YOU ARE HERE: LAT HomeCollections

Scientific VIEW

Child-Rearing and Social Togetherness


Who is minding the kids? And why? Not just your kids and my kids but baby elephants and giraffes? Are aunts better sitters than older sisters, and do both take better care of the young than unrelated strangers? Most important, does the answer explain something about the evolution of social behavior?

A group of zoologists met in England last month to compare the animal and human socioecology (that is, the patterns in social behavior that relate to the entire ranges of influences to which an individual is exposed). They talked mostly about group-living mammals, and about the advantages of social living. Their underlying assumption was that most individual animals would prefer to live alone, but that individuals accept the innate discomfort of social living because of the benefits.

The obvious advantages of living in a group include having help fighting predators and pooled access to food. Once animals are living together, it was suggested, they begin to help each other.
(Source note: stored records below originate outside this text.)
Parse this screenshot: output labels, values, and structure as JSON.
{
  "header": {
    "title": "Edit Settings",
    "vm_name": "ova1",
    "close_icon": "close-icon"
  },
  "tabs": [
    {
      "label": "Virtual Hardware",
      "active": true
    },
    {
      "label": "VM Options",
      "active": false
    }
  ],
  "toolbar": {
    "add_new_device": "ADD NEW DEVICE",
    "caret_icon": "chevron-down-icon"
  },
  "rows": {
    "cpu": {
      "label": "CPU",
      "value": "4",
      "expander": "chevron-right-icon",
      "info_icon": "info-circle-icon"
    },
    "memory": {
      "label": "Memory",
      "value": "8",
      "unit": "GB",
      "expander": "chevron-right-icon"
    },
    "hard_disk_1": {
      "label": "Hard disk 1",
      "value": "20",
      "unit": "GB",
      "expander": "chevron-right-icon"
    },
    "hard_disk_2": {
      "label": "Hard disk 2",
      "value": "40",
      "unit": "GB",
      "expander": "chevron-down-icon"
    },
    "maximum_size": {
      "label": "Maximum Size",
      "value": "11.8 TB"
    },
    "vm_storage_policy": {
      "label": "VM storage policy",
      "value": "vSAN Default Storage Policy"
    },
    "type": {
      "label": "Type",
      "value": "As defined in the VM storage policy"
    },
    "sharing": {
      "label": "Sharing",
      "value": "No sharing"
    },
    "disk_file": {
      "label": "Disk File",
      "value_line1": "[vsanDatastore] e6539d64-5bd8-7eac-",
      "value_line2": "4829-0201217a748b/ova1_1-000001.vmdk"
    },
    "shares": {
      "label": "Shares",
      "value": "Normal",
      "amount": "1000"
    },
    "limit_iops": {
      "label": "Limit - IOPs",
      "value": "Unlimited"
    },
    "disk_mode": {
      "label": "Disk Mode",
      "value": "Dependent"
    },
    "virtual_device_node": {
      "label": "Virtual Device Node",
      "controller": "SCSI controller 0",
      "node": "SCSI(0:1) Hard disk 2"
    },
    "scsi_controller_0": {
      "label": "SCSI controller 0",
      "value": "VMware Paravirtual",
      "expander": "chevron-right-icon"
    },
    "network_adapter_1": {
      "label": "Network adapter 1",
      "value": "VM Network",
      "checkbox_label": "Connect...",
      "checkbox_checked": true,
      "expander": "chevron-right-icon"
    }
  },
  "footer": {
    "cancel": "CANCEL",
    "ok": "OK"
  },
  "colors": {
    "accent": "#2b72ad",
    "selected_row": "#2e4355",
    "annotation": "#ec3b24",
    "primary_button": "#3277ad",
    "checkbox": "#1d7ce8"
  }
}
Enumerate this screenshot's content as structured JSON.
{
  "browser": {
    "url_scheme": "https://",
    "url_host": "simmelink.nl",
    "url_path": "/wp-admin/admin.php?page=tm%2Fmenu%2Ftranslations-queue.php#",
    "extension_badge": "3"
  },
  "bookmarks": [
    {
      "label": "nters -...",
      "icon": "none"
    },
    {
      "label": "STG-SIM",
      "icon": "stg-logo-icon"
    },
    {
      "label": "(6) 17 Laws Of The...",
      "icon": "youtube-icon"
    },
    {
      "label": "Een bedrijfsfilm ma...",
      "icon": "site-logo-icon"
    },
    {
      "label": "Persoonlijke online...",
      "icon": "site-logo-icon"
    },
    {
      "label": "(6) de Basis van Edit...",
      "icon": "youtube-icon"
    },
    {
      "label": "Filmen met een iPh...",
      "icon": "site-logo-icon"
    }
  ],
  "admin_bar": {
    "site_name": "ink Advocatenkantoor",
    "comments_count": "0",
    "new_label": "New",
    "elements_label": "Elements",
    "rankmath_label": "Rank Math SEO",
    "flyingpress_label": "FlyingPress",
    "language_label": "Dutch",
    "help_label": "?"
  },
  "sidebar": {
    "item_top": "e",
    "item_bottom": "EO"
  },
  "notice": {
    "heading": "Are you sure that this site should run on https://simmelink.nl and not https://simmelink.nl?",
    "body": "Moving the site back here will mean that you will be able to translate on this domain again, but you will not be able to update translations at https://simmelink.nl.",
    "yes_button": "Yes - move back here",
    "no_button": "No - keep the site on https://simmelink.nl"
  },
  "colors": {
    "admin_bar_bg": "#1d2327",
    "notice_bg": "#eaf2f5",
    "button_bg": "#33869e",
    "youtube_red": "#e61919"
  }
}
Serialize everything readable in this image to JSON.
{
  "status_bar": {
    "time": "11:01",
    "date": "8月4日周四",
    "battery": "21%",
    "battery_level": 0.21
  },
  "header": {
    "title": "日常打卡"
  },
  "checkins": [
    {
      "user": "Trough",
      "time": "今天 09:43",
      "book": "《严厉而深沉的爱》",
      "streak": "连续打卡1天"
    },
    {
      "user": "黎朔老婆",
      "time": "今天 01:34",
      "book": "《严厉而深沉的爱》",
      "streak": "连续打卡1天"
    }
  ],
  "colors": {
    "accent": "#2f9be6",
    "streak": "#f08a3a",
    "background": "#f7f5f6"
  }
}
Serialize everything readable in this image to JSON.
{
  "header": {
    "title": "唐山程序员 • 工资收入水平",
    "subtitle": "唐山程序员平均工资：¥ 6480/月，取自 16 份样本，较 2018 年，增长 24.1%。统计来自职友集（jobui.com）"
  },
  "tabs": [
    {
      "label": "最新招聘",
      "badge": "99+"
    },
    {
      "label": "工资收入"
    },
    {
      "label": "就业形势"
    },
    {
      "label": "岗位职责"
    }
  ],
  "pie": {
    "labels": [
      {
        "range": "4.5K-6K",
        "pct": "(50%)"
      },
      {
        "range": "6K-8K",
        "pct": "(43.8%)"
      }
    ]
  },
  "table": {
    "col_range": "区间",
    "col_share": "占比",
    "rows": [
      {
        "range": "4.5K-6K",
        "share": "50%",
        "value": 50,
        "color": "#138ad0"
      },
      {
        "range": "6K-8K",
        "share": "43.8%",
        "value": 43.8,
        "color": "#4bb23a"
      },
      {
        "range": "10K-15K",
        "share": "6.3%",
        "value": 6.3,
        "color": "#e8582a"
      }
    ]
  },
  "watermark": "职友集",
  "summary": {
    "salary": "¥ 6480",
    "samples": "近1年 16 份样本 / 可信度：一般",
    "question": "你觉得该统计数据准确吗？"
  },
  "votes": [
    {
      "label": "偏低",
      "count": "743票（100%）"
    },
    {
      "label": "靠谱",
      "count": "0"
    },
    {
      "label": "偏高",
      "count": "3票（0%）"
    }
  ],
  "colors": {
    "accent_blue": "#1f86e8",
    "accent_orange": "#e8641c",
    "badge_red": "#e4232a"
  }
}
And one way they cooperate is in communal child care.

It seems to me it might have been the other way around. Animals began to live together to share infant care, and then they began cooperating in their search for food and defense. This makes more sense because in most species it is the females that live in groups into their adult lives. They band together to supply their offspring with food and to protect the fragile youngsters from danger. Males of these species often just wander around alone or in bachelor pairs.

Lots of mammal mothers take turns baby-sitting. Small giraffes sit in the high grass during the hot daylight hours with a single adult female guarding them while the other mothers browse for food. At the first sign of danger, the guardian herds her own youngster to safety and the other baby giraffes, alert to her actions, follow. By taking turns at the creche, the adult females have more time and freedom to eat their fill, and pass on the nourishment to their nursing offspring.

Elephants have a different approach. They also live in female groups, but theirs seems to have a stricter hierarchy. The dominant female gets first access to the males during their infrequent mating seasons, and she usually bears her offspring earliest in the season. Baby elephants are vulnerable for the first two years of their lives, during which time the help of other members of the group is crucial. All baby elephants do not receive the same amount of attention, according to Phyllis Lee of Cambridge University. She reported at the April meeting that life expectancy among baby elephants is directly related to the amount of oversight they receive. Observing elephants with Cynthia Moss at Abroseli National Park, in Kenya, she calculated that infant mortality can be twice as high among the offspring of females on the fringes of the group that have few relatives as compared to those whose mothers are at the center.

Infant elephants, like small children, prefer to play with animals their own age rather than their older sisters and brothers. As they wander around their territory, adolescent females watch over and protect them. Those born earliest in the season get the most care, and so do those with lots of sisters, and aunts to help watch over them.

It seems that the advantages of communal child care may have triggered the evolution of the complex social systems we see among mammals such as giraffes and elephants. And this is because aunts and sisters have an interest in the survival into future generations of individuals with whom they share genetic material. What is the evolutionary future of humans, the only species to have radically altered the pattern of animal lives?

We are the only species who, by our own ingenuity, have extended the lifetimes of both males and females so that many of us will live at least half of our lives after our children are grown. If the need to care for offspring triggered sociality and a tight family structure, what are the implications for a society of post-reproductive adults?

Did we become communal 40,000 years ago to protect our children from the elements, from other animals, and from each other only to lose the need for this kind of sociality? The future presents two possibilities. We may see large patriarchal or matriarchal families in which great-grandparents and even great-great-grandparents guard the welfare of their descendants, or we may see a return to solitary living among older, independent adults who feel increasingly remote from those descendants and who are instead interested primarily in their own welfare.

Los Angeles Times Articles